**Brief**
Look through the data below. Collect every line where the word "title" occurs.

**Provided entries**
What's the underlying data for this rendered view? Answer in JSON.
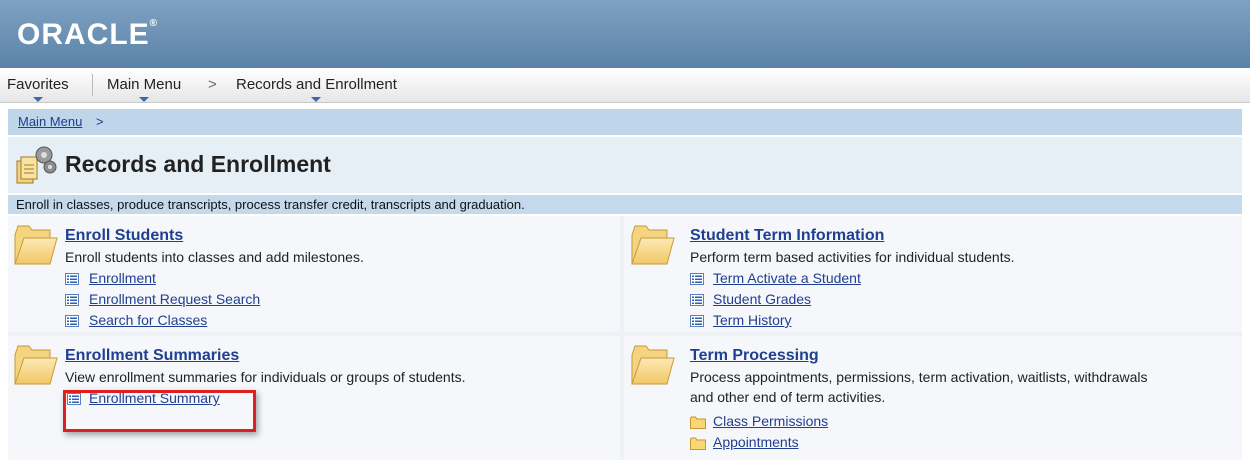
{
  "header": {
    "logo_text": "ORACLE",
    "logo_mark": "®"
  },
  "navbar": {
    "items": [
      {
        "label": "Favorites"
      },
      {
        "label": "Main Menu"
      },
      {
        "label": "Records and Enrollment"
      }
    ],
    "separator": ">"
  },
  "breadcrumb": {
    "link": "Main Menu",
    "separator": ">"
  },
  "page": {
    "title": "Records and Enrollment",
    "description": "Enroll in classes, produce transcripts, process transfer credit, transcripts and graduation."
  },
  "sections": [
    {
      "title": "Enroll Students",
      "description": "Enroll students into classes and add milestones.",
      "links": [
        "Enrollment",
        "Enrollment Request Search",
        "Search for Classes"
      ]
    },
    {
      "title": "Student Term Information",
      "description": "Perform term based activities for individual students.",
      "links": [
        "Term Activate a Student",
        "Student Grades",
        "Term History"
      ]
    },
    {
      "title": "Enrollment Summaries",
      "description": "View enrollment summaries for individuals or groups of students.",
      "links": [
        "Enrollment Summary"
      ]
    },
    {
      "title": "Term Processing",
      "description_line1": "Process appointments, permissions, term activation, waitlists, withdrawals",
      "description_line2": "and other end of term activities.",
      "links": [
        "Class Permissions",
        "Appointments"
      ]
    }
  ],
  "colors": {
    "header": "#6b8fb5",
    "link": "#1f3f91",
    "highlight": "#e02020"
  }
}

**Result of this task**
    "title": "Records and Enrollment",
      "title": "Enroll Students",
      "title": "Student Term Information",
      "title": "Enrollment Summaries",
      "title": "Term Processing",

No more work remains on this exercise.